Meanwhile, Sheriff Wilt became involved in another investigation and Reverend Halstad was called away to pray for a dying parishioner, one who had tithed regularly. So the two Farmington public servants never did come out to see Cora that day, or the next, or the next, for that matter. Nobody from the town, it seems, chose to take responsibility for the plight of the Lambson children.
About the Author
John H. Paddison is Emeritus Professor of English at Central Arizona College, where he is still employed on a part-time basis as the Director of International Studies. Prior to his service at Central Arizona College, he had teaching assignments at Northern Arizona University, Yavapai College in Prescott, Arizona, and McLennan Community College in Waco, Texas.
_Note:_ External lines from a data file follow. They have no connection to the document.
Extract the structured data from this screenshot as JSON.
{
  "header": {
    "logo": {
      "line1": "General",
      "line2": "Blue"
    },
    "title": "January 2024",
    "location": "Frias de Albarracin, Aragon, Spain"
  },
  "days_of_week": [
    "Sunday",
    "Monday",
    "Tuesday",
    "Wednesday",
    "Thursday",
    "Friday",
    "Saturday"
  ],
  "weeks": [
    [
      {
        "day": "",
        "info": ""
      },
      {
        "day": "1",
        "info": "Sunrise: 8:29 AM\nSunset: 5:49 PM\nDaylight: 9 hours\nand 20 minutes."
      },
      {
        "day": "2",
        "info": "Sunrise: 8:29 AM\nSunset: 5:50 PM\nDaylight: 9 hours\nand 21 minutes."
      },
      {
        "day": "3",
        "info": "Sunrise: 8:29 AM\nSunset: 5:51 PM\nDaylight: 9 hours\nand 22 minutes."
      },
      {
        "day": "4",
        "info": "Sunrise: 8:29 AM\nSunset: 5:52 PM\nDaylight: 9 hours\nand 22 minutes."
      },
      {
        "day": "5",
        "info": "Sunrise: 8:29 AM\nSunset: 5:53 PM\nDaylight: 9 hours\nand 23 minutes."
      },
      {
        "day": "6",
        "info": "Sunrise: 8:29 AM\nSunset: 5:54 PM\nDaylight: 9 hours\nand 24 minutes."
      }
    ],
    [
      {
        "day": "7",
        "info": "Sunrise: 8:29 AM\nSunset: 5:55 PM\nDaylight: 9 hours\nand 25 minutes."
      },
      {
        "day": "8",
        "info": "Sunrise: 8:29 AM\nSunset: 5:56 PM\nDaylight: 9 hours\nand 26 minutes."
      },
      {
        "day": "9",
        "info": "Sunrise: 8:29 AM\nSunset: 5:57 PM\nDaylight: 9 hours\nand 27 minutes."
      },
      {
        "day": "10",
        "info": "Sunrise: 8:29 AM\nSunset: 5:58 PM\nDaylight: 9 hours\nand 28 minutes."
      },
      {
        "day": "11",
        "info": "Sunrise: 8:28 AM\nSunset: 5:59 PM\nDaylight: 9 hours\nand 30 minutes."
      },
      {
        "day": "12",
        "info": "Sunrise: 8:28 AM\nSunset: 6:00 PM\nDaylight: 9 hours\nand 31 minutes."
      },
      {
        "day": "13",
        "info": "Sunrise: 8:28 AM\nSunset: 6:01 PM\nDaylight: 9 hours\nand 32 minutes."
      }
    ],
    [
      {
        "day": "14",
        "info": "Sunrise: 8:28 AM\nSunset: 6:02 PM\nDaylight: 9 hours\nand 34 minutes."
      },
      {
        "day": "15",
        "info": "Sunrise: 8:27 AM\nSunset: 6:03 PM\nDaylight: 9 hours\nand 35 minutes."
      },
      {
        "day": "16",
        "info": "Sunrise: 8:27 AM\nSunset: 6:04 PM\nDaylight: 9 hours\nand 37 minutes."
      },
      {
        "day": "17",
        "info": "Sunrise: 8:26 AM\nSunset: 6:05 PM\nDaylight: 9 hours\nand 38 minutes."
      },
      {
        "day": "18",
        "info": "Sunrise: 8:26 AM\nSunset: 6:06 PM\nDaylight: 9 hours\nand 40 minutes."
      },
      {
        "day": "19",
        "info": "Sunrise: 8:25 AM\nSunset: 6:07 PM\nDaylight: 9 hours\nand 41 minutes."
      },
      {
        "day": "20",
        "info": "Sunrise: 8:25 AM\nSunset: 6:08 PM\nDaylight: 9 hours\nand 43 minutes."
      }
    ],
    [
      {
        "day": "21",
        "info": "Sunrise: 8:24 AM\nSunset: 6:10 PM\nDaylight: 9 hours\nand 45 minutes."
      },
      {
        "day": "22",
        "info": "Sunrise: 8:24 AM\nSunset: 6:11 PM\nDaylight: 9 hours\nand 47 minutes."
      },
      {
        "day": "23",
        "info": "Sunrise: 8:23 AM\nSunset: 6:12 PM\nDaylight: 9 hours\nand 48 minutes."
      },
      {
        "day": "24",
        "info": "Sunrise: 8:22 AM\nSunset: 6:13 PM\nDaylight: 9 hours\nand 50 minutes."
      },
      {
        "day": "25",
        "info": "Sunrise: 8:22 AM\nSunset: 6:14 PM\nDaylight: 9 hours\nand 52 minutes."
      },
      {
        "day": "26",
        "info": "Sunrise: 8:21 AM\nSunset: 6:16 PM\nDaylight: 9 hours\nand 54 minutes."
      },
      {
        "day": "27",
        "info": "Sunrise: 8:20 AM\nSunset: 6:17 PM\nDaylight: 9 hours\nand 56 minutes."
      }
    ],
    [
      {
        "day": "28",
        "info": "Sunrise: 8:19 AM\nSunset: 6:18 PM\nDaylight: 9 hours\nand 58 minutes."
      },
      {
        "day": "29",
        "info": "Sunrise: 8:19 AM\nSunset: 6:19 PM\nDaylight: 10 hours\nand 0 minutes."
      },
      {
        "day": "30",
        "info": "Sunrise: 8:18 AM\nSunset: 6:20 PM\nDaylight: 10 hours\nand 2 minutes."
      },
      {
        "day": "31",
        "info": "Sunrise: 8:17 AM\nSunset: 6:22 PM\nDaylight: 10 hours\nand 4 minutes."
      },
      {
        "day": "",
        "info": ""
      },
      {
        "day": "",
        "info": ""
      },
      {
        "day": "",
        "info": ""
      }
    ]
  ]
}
Paddison received his Bachelor of Arts Degree from the University of California at San Bernardino, his Master of Arts Degree from Northern Arizona University, and his Doctoral Degree from the University of Arizona, in the field of Rhetoric, Composition, and the Teaching of English. Currently he continues to work on extended teacher/student exchange programs with various foreign schools, the most prominent of which is Northeastern University, in Shenyang, China.
Paddison’s writing career started with numerous non-fiction publications in the education field and has since branched out to the fiction genre. Upcoming publications include a novella entitled The Neighborhood, a number of short stories, and a photo narrative about his experiences in China, entitled An American Academic in Li Bai’s Court: China Photos and Reflections,
Charles D. Orvik is a retired attorney at law, after having practiced law in Rugby, North Dakota for forty years. Orvik received a Bachelor of Science Degree in Business Administration from the University of North Dakota, and LLB from the University of North Dakota, and a JD in Law from the University of North Dakota. In his law practice he served as elected State Attorney for over twenty years, while still maintaining a general practice of law, along with accounting and tax law.
Orvik was admitted to and qualified as an Attorney and Counselor of the Supreme Court of the United States, the United States Federal Court, and the Supreme Court of the State of North Dakota. In addition, he served on the Board of Directors of the following organizations: the State Bar Association of North Dakota, the North Central District Bar Association (president), the North Dakota State Attorneys Association (president). As a crusader against child abuse and neglect, he has worked closely with the Minot Office of the North Dakota Mental Health Board, the Minot Office of the Dakota Human Services Center Board, the North Dakota Lutheran Social Services Board, and various North Dakota Human Service Centers.